In the Visual panel, you can either type the expression inside the text box or drag off the pin and create an operator node.

Operating on Data in Vizzcode Operating on Data with nodes in Vizzcode


Exactly like literal numbers (numbers like 123 or 456 typed directly in the code), variables can also be operated on:

main
:: () {
    first :=
10
-
6
;
    second := first +
9
-
2
;
    first = second*second;
    first = second*first;
    second = second+1;
}
Operating on variables


Just like in math, operators have precedence and you can use parenthesis to change that.

main
:: () {
    a :=
10
;
    b :=
6
;
    one_result := a - b *
100
;
    another_result := (a - b) *
100
;
}
Operating on variables


Note how the order of the operation in the Visual panel is mirrored by the parenthesis use in the Text panel. Try changing one and then the other to see them update.

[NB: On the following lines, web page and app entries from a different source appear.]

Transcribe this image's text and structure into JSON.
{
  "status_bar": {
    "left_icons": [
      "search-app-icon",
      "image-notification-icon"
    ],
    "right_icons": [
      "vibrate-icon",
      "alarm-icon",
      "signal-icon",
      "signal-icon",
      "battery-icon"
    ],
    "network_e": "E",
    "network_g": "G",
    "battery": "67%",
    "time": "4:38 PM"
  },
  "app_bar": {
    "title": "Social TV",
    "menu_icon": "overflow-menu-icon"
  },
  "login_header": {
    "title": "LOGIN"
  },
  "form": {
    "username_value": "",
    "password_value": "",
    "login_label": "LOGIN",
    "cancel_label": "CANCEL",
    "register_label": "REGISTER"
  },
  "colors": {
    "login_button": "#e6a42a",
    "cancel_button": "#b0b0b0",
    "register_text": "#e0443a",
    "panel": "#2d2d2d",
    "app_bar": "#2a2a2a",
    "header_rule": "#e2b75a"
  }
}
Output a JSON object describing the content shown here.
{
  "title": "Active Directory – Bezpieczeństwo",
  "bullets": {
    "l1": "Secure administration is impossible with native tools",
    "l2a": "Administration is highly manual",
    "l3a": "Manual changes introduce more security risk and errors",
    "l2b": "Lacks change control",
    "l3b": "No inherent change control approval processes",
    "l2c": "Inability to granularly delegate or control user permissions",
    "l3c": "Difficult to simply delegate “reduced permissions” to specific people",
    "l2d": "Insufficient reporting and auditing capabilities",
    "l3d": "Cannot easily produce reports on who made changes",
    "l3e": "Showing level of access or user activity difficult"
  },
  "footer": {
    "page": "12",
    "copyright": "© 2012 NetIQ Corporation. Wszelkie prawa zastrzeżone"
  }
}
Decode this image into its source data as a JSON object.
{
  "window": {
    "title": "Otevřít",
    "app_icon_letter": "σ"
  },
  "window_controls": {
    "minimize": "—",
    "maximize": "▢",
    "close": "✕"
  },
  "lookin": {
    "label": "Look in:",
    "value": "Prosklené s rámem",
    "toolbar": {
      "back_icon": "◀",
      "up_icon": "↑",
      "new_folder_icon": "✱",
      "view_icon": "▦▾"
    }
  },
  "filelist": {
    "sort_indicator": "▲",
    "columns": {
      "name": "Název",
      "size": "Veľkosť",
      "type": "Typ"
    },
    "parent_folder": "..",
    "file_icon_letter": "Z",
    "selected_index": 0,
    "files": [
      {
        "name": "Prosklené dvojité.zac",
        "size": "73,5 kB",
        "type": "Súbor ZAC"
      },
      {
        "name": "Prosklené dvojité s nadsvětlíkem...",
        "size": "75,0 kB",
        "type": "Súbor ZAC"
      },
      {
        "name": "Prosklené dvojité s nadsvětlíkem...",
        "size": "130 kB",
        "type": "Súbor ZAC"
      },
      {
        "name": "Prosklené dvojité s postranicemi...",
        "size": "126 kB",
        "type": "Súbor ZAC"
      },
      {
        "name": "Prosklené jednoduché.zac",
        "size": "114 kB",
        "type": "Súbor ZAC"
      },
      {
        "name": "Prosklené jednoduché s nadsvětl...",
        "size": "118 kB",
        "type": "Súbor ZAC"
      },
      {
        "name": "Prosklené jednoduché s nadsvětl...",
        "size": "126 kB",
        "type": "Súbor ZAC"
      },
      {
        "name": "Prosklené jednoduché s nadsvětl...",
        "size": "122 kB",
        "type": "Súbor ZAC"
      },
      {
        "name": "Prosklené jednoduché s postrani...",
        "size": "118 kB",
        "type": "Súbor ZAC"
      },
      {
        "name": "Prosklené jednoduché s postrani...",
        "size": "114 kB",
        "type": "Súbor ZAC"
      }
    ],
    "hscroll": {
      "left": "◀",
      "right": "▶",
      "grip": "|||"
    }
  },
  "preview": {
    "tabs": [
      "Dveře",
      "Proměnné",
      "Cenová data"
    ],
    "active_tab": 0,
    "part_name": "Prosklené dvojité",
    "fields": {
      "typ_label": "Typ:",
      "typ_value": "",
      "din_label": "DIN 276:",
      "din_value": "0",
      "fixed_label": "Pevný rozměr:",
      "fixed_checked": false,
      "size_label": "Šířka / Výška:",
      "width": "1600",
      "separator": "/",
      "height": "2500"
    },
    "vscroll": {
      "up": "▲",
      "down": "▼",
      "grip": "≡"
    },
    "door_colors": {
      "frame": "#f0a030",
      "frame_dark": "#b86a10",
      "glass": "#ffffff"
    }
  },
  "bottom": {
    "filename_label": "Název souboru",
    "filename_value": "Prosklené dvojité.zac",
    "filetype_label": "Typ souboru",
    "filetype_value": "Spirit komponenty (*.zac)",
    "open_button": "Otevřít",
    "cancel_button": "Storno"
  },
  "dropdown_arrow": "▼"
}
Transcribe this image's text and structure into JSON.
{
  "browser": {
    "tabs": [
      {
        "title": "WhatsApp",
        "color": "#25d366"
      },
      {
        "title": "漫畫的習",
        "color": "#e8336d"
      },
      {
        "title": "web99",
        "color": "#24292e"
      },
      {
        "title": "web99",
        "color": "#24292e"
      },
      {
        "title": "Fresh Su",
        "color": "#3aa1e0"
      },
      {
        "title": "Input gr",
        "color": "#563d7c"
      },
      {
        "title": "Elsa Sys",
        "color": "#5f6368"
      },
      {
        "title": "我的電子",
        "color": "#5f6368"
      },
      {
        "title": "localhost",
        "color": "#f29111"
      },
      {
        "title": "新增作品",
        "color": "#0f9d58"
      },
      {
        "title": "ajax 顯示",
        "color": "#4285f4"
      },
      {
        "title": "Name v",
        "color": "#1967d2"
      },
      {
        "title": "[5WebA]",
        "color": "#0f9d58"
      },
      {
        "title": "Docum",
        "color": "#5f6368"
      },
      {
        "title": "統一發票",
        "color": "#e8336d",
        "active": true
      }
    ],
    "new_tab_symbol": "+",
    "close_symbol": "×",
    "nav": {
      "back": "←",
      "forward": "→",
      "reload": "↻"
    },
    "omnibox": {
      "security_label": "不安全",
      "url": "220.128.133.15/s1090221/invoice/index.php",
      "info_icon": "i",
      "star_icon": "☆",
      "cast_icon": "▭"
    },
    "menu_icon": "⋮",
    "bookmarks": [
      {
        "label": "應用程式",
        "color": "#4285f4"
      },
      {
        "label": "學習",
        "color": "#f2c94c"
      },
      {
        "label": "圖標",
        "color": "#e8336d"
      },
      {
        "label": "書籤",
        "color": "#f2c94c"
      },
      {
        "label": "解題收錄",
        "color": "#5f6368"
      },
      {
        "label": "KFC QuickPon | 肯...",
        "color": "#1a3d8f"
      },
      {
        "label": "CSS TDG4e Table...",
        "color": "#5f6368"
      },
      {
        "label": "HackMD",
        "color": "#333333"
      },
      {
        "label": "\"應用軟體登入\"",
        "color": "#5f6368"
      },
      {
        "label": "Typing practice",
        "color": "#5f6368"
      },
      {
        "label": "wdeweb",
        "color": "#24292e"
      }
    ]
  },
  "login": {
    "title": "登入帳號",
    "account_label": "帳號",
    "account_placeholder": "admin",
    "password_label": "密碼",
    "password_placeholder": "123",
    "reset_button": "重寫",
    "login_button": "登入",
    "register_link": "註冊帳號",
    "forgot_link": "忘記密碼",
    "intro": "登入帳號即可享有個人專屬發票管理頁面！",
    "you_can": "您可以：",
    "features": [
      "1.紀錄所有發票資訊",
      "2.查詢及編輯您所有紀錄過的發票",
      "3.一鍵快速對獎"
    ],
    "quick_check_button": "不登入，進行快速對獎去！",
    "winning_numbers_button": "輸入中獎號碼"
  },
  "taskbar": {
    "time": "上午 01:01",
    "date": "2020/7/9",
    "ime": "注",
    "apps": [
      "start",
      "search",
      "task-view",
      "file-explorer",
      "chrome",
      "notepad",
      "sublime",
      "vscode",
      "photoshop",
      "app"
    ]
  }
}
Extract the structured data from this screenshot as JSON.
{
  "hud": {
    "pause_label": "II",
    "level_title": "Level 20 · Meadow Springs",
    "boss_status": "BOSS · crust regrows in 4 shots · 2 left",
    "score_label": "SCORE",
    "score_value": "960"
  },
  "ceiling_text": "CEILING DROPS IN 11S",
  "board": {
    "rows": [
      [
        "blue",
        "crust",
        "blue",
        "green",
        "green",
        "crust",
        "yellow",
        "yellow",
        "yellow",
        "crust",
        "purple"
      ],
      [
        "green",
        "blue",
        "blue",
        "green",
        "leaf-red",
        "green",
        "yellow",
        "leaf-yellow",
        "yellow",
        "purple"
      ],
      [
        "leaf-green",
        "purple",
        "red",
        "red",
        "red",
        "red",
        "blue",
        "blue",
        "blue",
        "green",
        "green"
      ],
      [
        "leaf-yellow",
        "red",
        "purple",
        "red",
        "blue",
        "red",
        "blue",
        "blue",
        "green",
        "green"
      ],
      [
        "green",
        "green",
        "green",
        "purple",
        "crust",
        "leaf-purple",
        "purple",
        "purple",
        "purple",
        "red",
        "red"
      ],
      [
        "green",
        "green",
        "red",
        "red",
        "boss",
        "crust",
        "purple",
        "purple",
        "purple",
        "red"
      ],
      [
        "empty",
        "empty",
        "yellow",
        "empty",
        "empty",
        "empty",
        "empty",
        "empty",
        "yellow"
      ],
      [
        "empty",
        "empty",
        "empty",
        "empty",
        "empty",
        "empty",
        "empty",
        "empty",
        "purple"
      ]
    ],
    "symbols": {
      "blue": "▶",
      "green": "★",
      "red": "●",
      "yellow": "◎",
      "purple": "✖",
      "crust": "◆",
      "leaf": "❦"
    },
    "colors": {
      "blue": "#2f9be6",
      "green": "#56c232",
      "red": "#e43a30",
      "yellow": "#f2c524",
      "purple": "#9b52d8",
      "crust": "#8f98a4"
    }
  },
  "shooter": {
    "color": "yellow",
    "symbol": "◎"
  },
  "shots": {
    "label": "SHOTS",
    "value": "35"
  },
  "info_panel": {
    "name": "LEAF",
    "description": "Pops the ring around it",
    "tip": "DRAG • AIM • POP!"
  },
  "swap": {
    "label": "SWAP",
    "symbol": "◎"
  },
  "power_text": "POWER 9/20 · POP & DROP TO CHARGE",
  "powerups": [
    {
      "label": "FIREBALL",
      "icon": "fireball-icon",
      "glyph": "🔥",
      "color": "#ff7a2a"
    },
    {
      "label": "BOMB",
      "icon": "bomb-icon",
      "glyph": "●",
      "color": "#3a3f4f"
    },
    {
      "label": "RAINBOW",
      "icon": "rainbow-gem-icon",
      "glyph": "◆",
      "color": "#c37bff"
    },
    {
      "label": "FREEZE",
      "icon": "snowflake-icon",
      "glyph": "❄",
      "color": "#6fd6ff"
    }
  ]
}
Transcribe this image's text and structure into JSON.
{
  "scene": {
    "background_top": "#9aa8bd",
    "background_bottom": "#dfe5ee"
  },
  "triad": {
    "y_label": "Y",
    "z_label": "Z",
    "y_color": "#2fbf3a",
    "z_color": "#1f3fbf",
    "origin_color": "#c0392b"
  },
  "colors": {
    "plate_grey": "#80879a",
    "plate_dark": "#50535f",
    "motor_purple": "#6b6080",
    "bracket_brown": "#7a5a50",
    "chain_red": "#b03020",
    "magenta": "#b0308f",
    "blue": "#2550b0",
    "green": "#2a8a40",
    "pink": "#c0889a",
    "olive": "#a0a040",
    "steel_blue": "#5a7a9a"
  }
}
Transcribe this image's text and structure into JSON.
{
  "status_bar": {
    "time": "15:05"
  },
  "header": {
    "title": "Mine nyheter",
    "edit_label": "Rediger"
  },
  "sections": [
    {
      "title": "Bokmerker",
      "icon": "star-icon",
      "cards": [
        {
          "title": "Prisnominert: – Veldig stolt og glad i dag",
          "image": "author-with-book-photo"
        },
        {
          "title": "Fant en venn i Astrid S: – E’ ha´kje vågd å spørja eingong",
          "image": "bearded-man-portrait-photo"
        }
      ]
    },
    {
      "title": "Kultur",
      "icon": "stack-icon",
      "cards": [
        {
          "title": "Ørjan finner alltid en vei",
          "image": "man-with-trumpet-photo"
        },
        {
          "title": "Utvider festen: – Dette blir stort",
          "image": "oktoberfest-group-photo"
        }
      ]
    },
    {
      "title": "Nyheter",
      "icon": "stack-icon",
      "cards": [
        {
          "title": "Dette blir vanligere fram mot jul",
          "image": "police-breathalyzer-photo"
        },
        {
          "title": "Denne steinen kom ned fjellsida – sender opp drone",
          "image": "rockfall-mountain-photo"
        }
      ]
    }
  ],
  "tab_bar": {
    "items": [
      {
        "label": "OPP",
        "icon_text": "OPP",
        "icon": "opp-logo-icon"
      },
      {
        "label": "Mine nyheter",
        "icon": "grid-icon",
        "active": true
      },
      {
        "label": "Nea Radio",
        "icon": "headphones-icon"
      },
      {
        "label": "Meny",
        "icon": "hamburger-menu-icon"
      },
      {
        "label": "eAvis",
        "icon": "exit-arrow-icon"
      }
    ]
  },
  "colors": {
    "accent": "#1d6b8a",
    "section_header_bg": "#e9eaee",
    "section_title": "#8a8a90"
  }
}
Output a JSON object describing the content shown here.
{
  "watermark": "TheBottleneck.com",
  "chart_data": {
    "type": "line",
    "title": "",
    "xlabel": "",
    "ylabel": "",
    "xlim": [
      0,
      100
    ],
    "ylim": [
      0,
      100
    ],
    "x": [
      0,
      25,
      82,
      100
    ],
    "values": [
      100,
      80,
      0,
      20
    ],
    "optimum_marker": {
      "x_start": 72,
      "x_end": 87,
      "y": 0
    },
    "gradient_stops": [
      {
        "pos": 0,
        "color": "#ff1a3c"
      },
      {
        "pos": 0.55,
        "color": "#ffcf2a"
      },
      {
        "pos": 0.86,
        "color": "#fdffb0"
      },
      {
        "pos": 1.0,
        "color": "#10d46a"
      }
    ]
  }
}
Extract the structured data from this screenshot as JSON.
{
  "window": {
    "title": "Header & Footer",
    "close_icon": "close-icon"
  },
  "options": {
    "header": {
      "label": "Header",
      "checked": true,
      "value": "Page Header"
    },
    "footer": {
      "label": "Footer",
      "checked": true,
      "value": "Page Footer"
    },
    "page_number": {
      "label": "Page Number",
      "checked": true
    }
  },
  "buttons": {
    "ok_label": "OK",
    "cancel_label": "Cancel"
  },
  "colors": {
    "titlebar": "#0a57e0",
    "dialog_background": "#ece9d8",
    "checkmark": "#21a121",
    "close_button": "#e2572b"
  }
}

Spend some time playing around with the operators and printing the results. Make sure you understand why the computer is displaying each value and try to know before executing the program what the results will be!




A Note on Node Execution

Now that you have lots of operators flying around, you may start to get confused on the execution of nodes.
A complete discussion on scopes (and what they are... :P ) is available here but the most important ideia is that the white connection (or execution connection) is what dictates the order of the instructions. So by following it, we know the main actions (or statements) of the program.

From there, the expression connections are executed staring from the main node, like this:

Understanding the flow of execution in Vizzcode

Note that every node must be connected to another one (so that all of them eventually connect back to the Global Scope Start).
Once you get the hang of it, you will see that it becomes second nature. ;)
That's why it's very important to create (and understand) several programs. The habit of trying to know what the output is going to be before seeing it is what will strengthen your programming muscles the most, because the entire program will be executing in your head: catching bugs even before they exist!

Now that you have processed and outputted data, you are ready for the last piece of the Input -> Processing -> Output puzzle: making an interactive program.